Bicycle and Pedestrian Coordinator
At U.W.-Madison
U.W. Transportation Services
Lance Lunsway, Director
124 WARF Bldg.
610 Walnut St. 53705
265-3200  llunsway@fpm.wisc.edu
U.W. Bicycle and Pedestrian Subcommittee
c/o Renee Callaway
142 WARF Bldg.
610 Walnut St. 53705
At the City of Madison
Arthur Ross
Traffic Engineering Division 
215 Martin Luther King Jr. Blvd. 
PO Box 2986 
Madison, WI 53701-2986
Pedestrian/ Bicycle/Motor Vehicle Commission 
Rob Kennedy, Chair
215 Martin Luther King Blvd.
Room 100
Madison, WI53701
David Dryer
Traffic Engineering Division 
215 Martin Luther King Jr. Blvd. 
PO Box 2986 
Madison, WI 53701-2986
Mark Olinger
City Planning Unit
215 Martin Luther King Jr. Blvd.
Madison, WI 53701
This initiative was begun by a time-starved bicycle commuter. If it is to be successful, the State, City and University staff and representatives need to hear from you.
A 15 minute to half hour introductory presentation on this proposal is available to interested community groups.
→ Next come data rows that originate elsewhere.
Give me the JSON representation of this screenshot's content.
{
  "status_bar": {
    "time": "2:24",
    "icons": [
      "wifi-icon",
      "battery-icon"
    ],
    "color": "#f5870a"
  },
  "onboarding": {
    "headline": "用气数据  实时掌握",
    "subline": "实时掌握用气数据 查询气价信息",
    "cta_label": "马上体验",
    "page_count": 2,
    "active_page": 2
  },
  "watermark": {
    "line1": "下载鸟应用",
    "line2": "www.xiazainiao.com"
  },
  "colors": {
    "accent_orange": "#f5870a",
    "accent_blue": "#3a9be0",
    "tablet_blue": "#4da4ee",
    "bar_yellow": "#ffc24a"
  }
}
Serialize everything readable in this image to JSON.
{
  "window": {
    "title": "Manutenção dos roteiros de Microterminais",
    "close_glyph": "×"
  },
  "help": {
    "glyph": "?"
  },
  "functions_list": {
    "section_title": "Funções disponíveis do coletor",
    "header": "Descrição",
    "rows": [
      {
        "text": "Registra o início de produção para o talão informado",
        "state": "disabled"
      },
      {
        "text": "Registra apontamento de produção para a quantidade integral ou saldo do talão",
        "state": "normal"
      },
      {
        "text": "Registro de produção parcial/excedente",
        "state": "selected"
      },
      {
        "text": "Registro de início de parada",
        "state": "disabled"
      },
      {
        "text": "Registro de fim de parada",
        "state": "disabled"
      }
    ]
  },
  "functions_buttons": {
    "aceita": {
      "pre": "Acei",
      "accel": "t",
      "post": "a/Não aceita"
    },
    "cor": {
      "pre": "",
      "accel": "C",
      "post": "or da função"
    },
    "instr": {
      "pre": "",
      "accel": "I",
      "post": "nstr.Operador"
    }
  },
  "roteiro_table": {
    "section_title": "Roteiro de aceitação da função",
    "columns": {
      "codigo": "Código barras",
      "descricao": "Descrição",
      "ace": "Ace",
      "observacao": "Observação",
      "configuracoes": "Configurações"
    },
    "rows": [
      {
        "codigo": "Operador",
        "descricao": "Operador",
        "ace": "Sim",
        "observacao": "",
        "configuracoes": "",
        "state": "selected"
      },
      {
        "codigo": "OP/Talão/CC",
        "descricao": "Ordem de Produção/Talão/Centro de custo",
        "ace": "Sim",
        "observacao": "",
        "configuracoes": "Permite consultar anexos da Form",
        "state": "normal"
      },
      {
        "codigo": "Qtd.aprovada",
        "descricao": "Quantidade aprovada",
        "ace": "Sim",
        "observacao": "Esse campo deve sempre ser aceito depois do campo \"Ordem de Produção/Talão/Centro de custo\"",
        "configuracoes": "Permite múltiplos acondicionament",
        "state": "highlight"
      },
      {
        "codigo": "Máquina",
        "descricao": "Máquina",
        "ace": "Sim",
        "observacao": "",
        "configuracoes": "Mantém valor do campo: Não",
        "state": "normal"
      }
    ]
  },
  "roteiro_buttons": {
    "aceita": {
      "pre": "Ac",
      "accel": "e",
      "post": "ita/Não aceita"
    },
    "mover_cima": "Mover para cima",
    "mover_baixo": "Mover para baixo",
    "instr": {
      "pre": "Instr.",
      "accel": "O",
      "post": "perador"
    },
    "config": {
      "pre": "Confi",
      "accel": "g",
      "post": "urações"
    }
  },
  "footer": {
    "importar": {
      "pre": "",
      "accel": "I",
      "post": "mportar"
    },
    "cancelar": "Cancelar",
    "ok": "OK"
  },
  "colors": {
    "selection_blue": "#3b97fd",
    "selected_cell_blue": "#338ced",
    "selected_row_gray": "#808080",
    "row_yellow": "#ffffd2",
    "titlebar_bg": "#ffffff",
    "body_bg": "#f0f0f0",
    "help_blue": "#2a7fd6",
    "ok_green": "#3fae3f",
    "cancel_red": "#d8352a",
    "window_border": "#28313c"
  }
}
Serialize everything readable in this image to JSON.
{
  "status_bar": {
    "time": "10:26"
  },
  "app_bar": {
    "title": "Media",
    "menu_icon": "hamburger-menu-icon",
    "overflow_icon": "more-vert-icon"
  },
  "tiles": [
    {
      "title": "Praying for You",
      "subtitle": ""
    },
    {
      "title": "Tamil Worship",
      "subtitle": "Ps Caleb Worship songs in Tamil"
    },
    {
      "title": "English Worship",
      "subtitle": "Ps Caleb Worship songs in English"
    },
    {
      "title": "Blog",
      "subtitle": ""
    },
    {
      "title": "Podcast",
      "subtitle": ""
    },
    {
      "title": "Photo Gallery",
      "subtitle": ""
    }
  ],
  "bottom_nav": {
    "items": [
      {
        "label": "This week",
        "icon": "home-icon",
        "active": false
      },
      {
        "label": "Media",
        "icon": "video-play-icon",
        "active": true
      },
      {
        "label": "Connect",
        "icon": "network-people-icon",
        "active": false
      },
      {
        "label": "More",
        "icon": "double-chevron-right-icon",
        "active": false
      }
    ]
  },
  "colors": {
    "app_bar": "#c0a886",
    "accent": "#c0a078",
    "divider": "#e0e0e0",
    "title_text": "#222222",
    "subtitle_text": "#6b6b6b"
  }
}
Contact John at colemanjj at yahoo. com  for more information.
Please share, and/or post this information.  For copies of a flyer that can be distributed at community and local government meeting, contact colemanjj at yahoo. com .
For information about the inclusion of the "Missing Link" proposal in the Metropolitan Planning Organization Bike Plan click here.

To be kept updated, click here on update and send me a blank e-mail with subject line of  "Update".  I'll put you on my bike path e-mailing list.

To volunteer time toward this effort, click here on volunteer and send me a blank e-mail with a subject line of "Volunteer".
Thank you for your interest and support.
To link to the Bicycle Community Page click